Records from a collection
----------

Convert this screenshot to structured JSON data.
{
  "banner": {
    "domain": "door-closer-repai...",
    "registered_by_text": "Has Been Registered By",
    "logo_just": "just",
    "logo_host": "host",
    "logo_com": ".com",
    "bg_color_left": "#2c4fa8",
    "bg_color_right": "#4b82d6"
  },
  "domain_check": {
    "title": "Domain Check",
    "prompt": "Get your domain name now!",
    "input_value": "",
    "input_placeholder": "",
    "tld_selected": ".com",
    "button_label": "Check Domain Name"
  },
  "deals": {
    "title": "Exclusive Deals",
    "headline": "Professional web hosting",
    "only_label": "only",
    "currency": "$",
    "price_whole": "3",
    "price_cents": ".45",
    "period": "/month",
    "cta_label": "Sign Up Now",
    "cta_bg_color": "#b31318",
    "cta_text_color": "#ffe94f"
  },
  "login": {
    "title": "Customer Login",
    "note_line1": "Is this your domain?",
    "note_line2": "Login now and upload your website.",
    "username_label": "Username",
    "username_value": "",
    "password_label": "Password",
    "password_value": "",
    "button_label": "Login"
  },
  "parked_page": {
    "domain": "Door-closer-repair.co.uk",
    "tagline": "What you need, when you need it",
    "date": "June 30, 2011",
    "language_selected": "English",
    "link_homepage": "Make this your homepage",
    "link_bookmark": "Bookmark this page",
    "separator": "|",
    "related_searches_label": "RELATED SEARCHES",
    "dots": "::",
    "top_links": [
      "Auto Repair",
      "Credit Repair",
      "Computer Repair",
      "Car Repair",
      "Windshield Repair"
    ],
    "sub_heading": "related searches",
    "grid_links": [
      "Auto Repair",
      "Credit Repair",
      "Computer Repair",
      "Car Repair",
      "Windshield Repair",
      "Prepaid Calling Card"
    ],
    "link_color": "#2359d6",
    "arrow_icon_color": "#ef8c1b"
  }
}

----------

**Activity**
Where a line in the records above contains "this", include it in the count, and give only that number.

**Reply to the exercise**
4